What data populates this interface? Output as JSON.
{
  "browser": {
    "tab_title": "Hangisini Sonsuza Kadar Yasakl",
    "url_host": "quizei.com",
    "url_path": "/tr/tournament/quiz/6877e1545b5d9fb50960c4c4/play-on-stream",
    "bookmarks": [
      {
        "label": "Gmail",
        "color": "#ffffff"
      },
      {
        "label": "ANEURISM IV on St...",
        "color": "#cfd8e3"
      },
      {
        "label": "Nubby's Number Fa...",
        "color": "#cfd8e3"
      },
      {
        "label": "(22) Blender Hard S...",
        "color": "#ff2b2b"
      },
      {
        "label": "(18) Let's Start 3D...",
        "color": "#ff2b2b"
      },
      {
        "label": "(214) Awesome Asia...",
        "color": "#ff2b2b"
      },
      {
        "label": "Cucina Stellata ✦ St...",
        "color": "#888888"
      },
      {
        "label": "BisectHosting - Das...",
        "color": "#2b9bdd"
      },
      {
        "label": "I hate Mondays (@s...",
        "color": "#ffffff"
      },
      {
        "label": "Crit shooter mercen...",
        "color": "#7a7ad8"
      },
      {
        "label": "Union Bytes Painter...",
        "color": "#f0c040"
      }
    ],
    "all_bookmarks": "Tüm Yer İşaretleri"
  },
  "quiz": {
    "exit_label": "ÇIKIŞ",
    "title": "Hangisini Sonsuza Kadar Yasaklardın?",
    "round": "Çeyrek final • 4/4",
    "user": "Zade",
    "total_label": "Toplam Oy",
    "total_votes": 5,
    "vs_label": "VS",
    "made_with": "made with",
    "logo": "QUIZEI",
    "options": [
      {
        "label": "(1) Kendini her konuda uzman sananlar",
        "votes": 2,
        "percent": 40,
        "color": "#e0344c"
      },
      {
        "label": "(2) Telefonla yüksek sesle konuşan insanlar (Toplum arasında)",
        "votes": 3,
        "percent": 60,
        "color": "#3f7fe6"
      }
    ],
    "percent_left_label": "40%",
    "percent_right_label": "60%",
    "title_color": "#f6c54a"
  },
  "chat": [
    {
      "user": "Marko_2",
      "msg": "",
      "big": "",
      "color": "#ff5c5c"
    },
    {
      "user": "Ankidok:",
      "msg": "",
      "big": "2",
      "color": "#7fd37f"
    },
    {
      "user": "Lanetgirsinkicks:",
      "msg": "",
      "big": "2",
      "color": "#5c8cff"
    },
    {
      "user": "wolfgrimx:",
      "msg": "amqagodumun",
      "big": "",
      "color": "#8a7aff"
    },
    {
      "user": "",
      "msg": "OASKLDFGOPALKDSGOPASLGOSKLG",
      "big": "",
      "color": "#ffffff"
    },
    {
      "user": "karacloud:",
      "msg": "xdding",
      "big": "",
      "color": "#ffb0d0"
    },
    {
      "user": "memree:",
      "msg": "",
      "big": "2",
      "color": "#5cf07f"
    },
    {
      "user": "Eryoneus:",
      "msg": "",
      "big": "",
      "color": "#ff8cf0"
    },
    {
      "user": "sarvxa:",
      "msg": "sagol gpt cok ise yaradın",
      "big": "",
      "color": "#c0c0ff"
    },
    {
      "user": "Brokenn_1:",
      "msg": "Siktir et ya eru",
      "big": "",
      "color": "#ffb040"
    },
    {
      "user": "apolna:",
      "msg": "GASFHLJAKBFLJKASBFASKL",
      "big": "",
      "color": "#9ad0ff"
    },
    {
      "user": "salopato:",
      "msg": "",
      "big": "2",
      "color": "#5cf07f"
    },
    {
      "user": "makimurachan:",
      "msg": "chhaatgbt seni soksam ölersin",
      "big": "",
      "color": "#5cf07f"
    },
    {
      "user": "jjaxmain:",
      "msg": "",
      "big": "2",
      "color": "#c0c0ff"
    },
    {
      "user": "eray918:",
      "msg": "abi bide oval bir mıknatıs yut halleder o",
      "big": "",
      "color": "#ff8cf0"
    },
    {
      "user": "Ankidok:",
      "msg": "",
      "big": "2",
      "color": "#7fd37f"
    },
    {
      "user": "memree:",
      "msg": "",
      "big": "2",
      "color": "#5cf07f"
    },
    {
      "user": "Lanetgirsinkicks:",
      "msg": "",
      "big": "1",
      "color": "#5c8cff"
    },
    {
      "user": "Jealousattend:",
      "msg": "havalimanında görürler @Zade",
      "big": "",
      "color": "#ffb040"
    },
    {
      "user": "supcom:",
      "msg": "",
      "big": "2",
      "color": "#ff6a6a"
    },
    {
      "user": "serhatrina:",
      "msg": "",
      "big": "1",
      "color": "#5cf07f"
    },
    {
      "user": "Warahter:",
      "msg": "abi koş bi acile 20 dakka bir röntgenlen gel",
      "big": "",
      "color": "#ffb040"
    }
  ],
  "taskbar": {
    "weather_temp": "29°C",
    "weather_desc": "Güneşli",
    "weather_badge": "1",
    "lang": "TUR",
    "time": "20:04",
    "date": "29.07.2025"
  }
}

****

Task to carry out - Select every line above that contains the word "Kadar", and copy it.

Your response -
    "tab_title": "Hangisini Sonsuza Kadar Yasakl",
    "title": "Hangisini Sonsuza Kadar Yasaklardın?",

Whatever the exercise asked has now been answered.